Popcorn Time’s most popular fork, PopcornTime.io, was shut down after facing a lawsuit from the MPAA in Canada. Since then, Popcorn Time alternatives have been popped up and then are quickly taken back down after receiving warnings from the Motion Picture Association. A new alternative, Popa.cr, was one of these but it was recently revived. In addition, a member of the Popcorn Time team has plans to try reviving the site again in the near future.
Here’s what you need to know.
1. Popa.cr, a Popcorn Time Alternative, Received an MPA Notice Hours After Going Online
A website inspired by Popcorn Time, Popa.cr, launched this week using the popular Popcorn theme with a streaming interface. Within hours of the site being advertised online, the Motion Picture Association emailed the site operator, TorrentFreak reported. The email stated that the operator might be liable under European law. The email stated, in part:

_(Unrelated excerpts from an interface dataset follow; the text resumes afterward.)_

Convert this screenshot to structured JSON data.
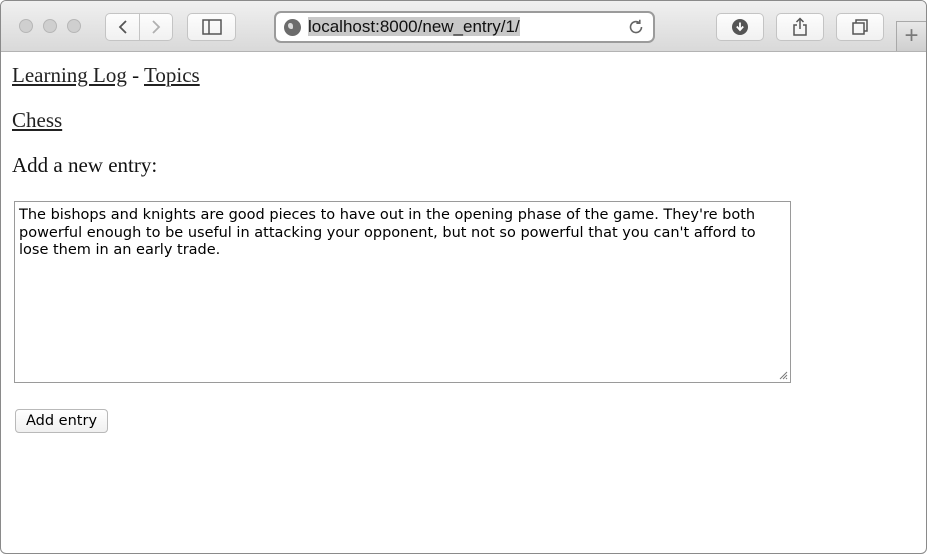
{
  "browser": {
    "url_text": "localhost:8000/new_entry/1/",
    "new_tab_label": "+"
  },
  "page": {
    "nav": {
      "home_link": "Learning Log",
      "separator": " - ",
      "topics_link": "Topics"
    },
    "topic_link": "Chess",
    "heading": "Add a new entry:",
    "entry_text": "The bishops and knights are good pieces to have out in the opening phase of the game. They're both powerful enough to be useful in attacking your opponent, but not so powerful that you can't afford to lose them in an early trade.",
    "submit_label": "Add entry"
  }
}
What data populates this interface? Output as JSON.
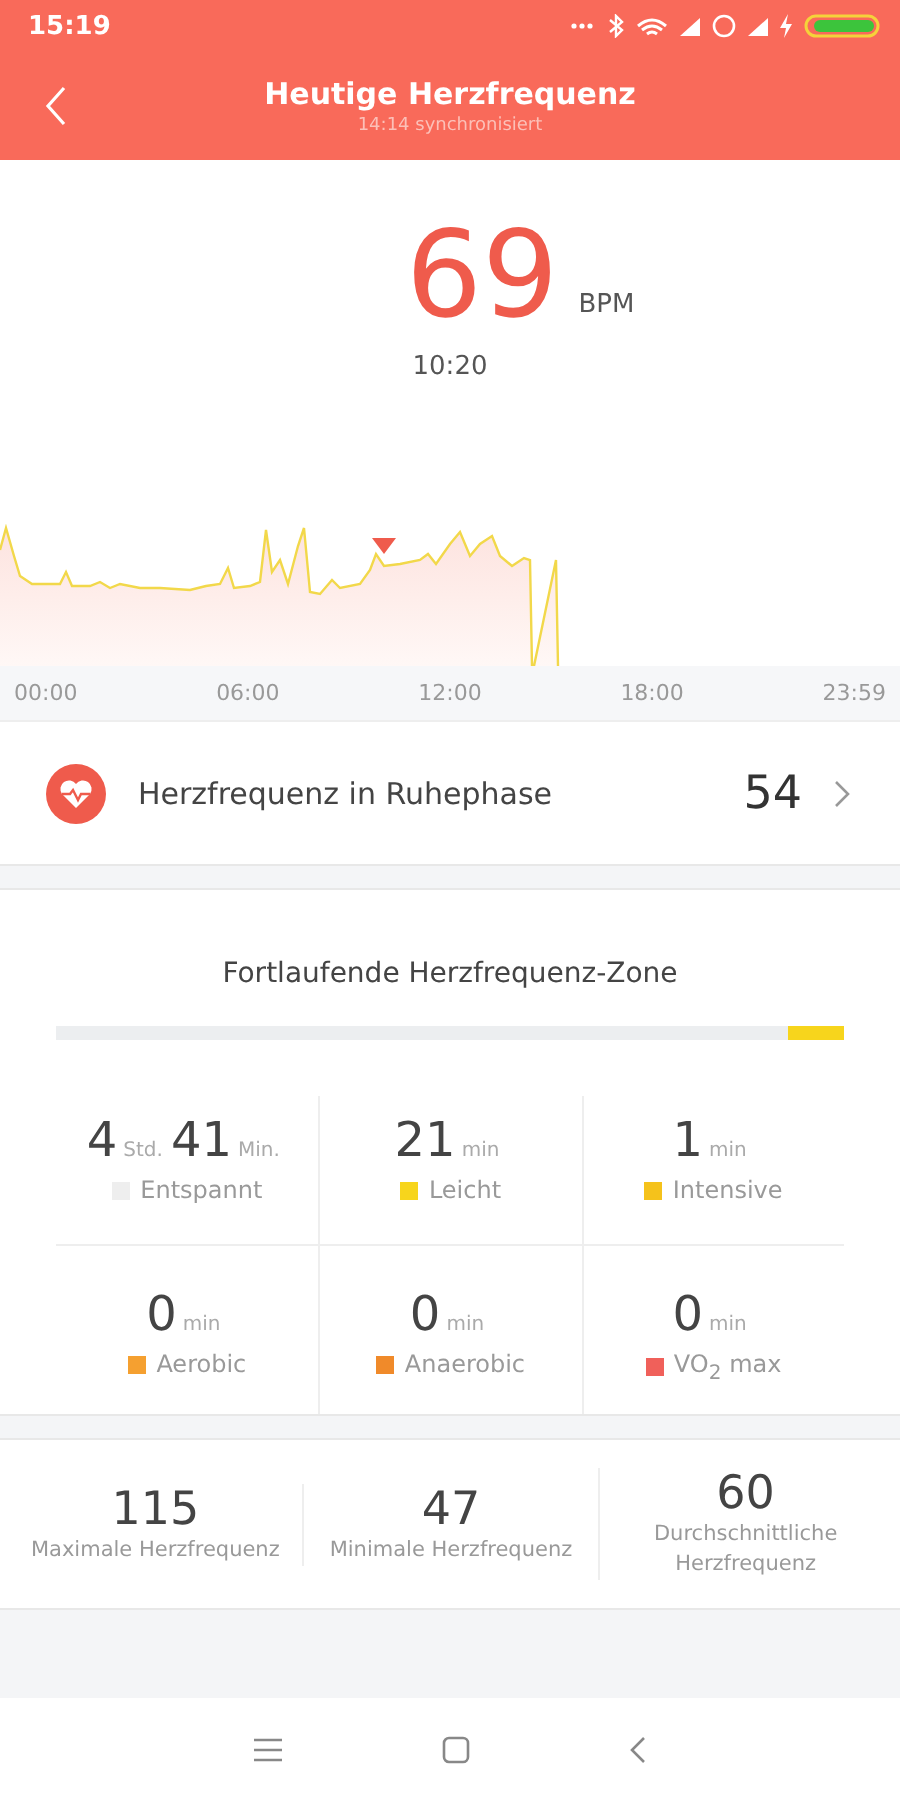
{
  "status_bar": {
    "time": "15:19"
  },
  "header": {
    "title": "Heutige Herzfrequenz",
    "subtitle": "14:14 synchronisiert"
  },
  "current": {
    "value": "69",
    "unit": "BPM",
    "time": "10:20"
  },
  "chart": {
    "x_labels": [
      "00:00",
      "06:00",
      "12:00",
      "18:00",
      "23:59"
    ]
  },
  "resting": {
    "label": "Herzfrequenz in Ruhephase",
    "value": "54"
  },
  "zones": {
    "title": "Fortlaufende Herzfrequenz-Zone",
    "level": 0.93,
    "items": [
      {
        "parts": [
          {
            "number": "4",
            "unit": "Std."
          },
          {
            "number": "41",
            "unit": "Min."
          }
        ],
        "label": "Entspannt",
        "color": "#eeeeee"
      },
      {
        "parts": [
          {
            "number": "21",
            "unit": "min"
          }
        ],
        "label": "Leicht",
        "color": "#f7d51c"
      },
      {
        "parts": [
          {
            "number": "1",
            "unit": "min"
          }
        ],
        "label": "Intensive",
        "color": "#f5c21b"
      },
      {
        "parts": [
          {
            "number": "0",
            "unit": "min"
          }
        ],
        "label": "Aerobic",
        "color": "#f5a030"
      },
      {
        "parts": [
          {
            "number": "0",
            "unit": "min"
          }
        ],
        "label": "Anaerobic",
        "color": "#f08a2a"
      },
      {
        "parts": [
          {
            "number": "0",
            "unit": "min"
          }
        ],
        "label": "VO$_{2}$ max",
        "color": "#f0605a"
      }
    ]
  },
  "stats": [
    {
      "value": "115",
      "label": "Maximale Herzfrequenz"
    },
    {
      "value": "47",
      "label": "Minimale Herzfrequenz"
    },
    {
      "value": "60",
      "label": "Durchschnittliche Herzfrequenz"
    }
  ]
}
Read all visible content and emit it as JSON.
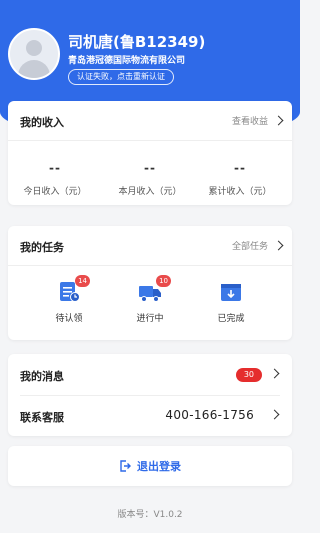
{
  "profile": {
    "name": "司机唐(鲁B12349)",
    "company": "青岛港冠德国际物流有限公司",
    "auth_status": "认证失败，点击重新认证"
  },
  "income": {
    "title": "我的收入",
    "link": "查看收益",
    "stats": [
      {
        "value": "--",
        "label": "今日收入（元）"
      },
      {
        "value": "--",
        "label": "本月收入（元）"
      },
      {
        "value": "--",
        "label": "累计收入（元）"
      }
    ]
  },
  "tasks": {
    "title": "我的任务",
    "link": "全部任务",
    "items": [
      {
        "label": "待认领",
        "badge": "14",
        "icon": "clipboard-icon"
      },
      {
        "label": "进行中",
        "badge": "10",
        "icon": "truck-icon"
      },
      {
        "label": "已完成",
        "badge": "",
        "icon": "box-icon"
      }
    ]
  },
  "messages": {
    "title": "我的消息",
    "count": "30"
  },
  "support": {
    "title": "联系客服",
    "phone": "400-166-1756"
  },
  "logout": {
    "label": "退出登录"
  },
  "version": "版本号：V1.0.2",
  "colors": {
    "primary": "#2f6ae8",
    "badge_red": "#e94b4b",
    "background": "#f4f5f7"
  }
}
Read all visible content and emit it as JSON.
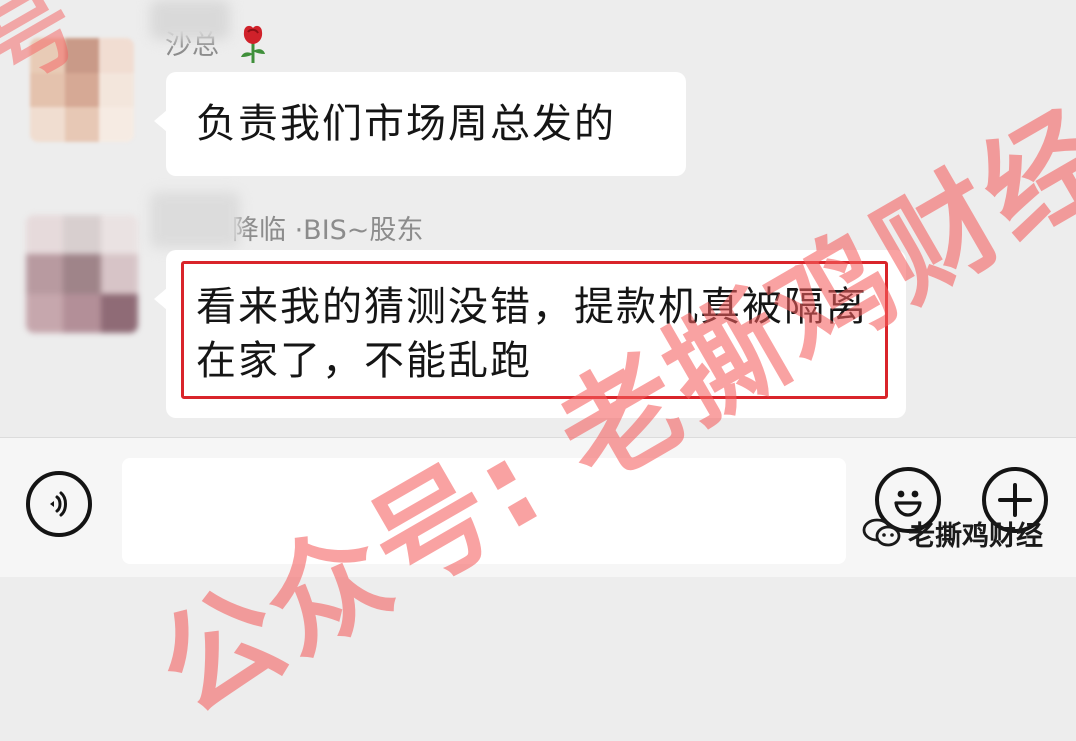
{
  "messages": [
    {
      "sender": "沙总",
      "sender_suffix_icon": "rose-icon",
      "text": "负责我们市场周总发的"
    },
    {
      "sender": "降临 ·BIS~股东",
      "text": "看来我的猜测没错，提款机真被隔离在家了，不能乱跑",
      "highlighted": true,
      "highlight_color": "#d9242a"
    }
  ],
  "input_bar": {
    "voice_icon": "voice-icon",
    "emoji_icon": "emoji-icon",
    "plus_icon": "plus-icon",
    "input_value": ""
  },
  "watermark": {
    "text": "公众号: 老撕鸡财经",
    "color": "#f55f5f"
  },
  "brand_badge": {
    "icon": "wechat-official-account-icon",
    "text": "老撕鸡财经"
  }
}
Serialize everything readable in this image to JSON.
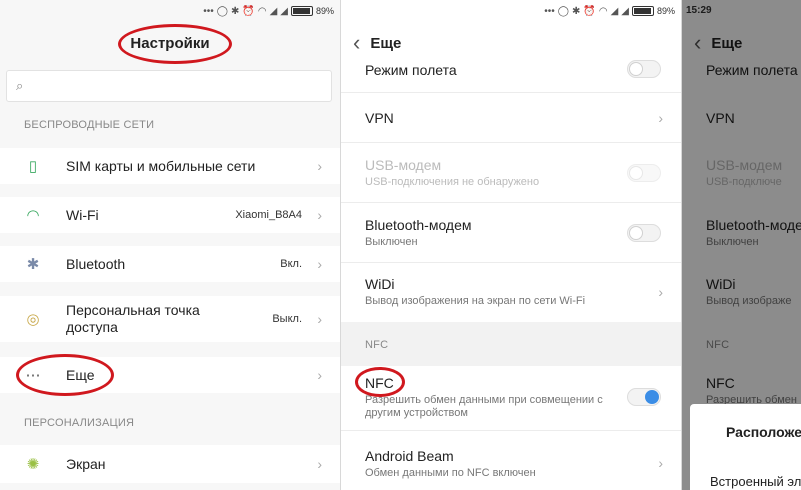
{
  "status": {
    "battery": "89%",
    "time": "15:29",
    "battery_level": 0.89
  },
  "panel1": {
    "title": "Настройки",
    "search_icon": "search-icon",
    "sections": [
      {
        "header": "БЕСПРОВОДНЫЕ СЕТИ"
      },
      {
        "header": "ПЕРСОНАЛИЗАЦИЯ"
      }
    ],
    "items": [
      {
        "label": "SIM карты и мобильные сети",
        "value": "",
        "icon": "sim-icon"
      },
      {
        "label": "Wi-Fi",
        "value": "Xiaomi_B8A4",
        "icon": "wifi-icon"
      },
      {
        "label": "Bluetooth",
        "value": "Вкл.",
        "icon": "bluetooth-icon"
      },
      {
        "label": "Персональная точка доступа",
        "value": "Выкл.",
        "icon": "hotspot-icon"
      },
      {
        "label": "Еще",
        "value": "",
        "icon": "more-icon"
      },
      {
        "label": "Экран",
        "value": "",
        "icon": "display-icon"
      }
    ]
  },
  "panel2": {
    "title": "Еще",
    "items": [
      {
        "title": "Режим полета",
        "subtitle": "",
        "control": "toggle-off"
      },
      {
        "title": "VPN",
        "subtitle": "",
        "control": "chevron"
      },
      {
        "title": "USB-модем",
        "subtitle": "USB-подключения не обнаружено",
        "control": "toggle-off-disabled"
      },
      {
        "title": "Bluetooth-модем",
        "subtitle": "Выключен",
        "control": "toggle-off"
      },
      {
        "title": "WiDi",
        "subtitle": "Вывод изображения на экран по сети Wi-Fi",
        "control": "chevron"
      },
      {
        "title": "NFC",
        "subtitle": "Разрешить обмен данными при совмещении с другим устройством",
        "control": "toggle-on"
      },
      {
        "title": "Android Beam",
        "subtitle": "Обмен данными по NFC включен",
        "control": "chevron"
      }
    ],
    "section_nfc": "NFC"
  },
  "panel3": {
    "title": "Еще",
    "items": [
      {
        "title": "Режим полета"
      },
      {
        "title": "VPN"
      },
      {
        "title": "USB-модем",
        "subtitle": "USB-подключе"
      },
      {
        "title": "Bluetooth-моде",
        "subtitle": "Выключен"
      },
      {
        "title": "WiDi",
        "subtitle": "Вывод изображе"
      },
      {
        "title": "NFC",
        "subtitle": "Разрешить обмен"
      }
    ],
    "section_nfc": "NFC",
    "sheet_title": "Расположе",
    "sheet_line": "Встроенный эл"
  }
}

This Notice requires you to immediately (within 24 hours) take effective measures to end and prevent further copyright infringement. All opportunities provided by the Website to download, stream or otherwise obtain access to the Entertainment Content should be disabled permanently…”
After a few hours, the operator took the site down.
2. The Owner Sold the Domain and It’s Back Up, At Least For Now
The owner of Popa.cr sold the domain. The new operator, TorrentFreak reported, has relaunched the site and it’s currently up and running online. The site will likely also get a notice from the MPA. TorrentFreak noted that the MPA emailed them, saying the lawsuits are part of a strategy to encourage consumers to use legal sources and to cut down on copyright infringement.
Meanwhile, an .se fork of Popcorn Time also still exists at Popcorn-Time.se (also known as Time 4 Popcorn). According to Reddit users, however, this site has lower quality, bad subtitles, malware, adware, and possible viruses. This comment goes into detail about why people don’t like the se fork. However, not everyone agrees with the assessment and some people think the site is OK to use.
3. The Original Popcorn Time Developer Plans to Revive the Site
Meanwhile, the original developer of Popcorn Time has plans to revive the site eventually. Wally, the original developer, told TorrentFreak he could eventually bring back the site completely, but he won’t release anything unless it’s a complete comeback which includes domains that might be taken over by the MPAA. In the meantime, he founded a service called VPN.ht that released a fix allowing users to access the Popcorn Time website and client.
Reddit users also created a workaround for the Popcorn Time app that uses TorrentsAPI as a movie provider instead of YTS. BREIN, an anti-piracy group, tracked down two Dutch developers who had created a Popcorn Time alternative, using GitHub to submit code, and reached a settlement with them to stop their development. It’s unclear if this is the same group that created a workaround on Reddit, but according to BREIN, the developers they contacted did advertise their success on Reddit.
4. Popcorn Time Was Taken Down After Being Hit By an MPAA Lawsuit
However, all this could come to an end, since Popcorn Time’s popular fork, PopcornTime.io, already went down after being hit by a lawsuit from the MPAA. The MPAA had filed a lawsuit in Canada against several key developers and included VPN.ht in its injunction. The lawsuit was filed around the same time that a suit was filed against the operator of YTS in New Zealand. The MPAA brought down MovieTube earlier this year. MPAA president Chris Dodd said of the lawsuits:
This coordinated legal action is part of a larger comprehensive approach being taken by the MPAA and its international affiliates to combat content theft…”
5. Movie Producers Are Interrogating People Who Stream Using Popcorn Time Services
Some people who stream using Popcorn Time services are starting to be interrogated. Producers of Adam Sandler’s movie The Cobbler got permission from an Oregon federal court to interrogate four people who have used the Popcorn service, The Next Web reported. The film studio listed numerous IP addresses that had streamed the movie in its lawsuit. The subpoena, which you can read here, says that subscribers must name everyone who had access to the Comcast accounts. It’s possible that we’ll see more lawsuits and interrogations like these in the future.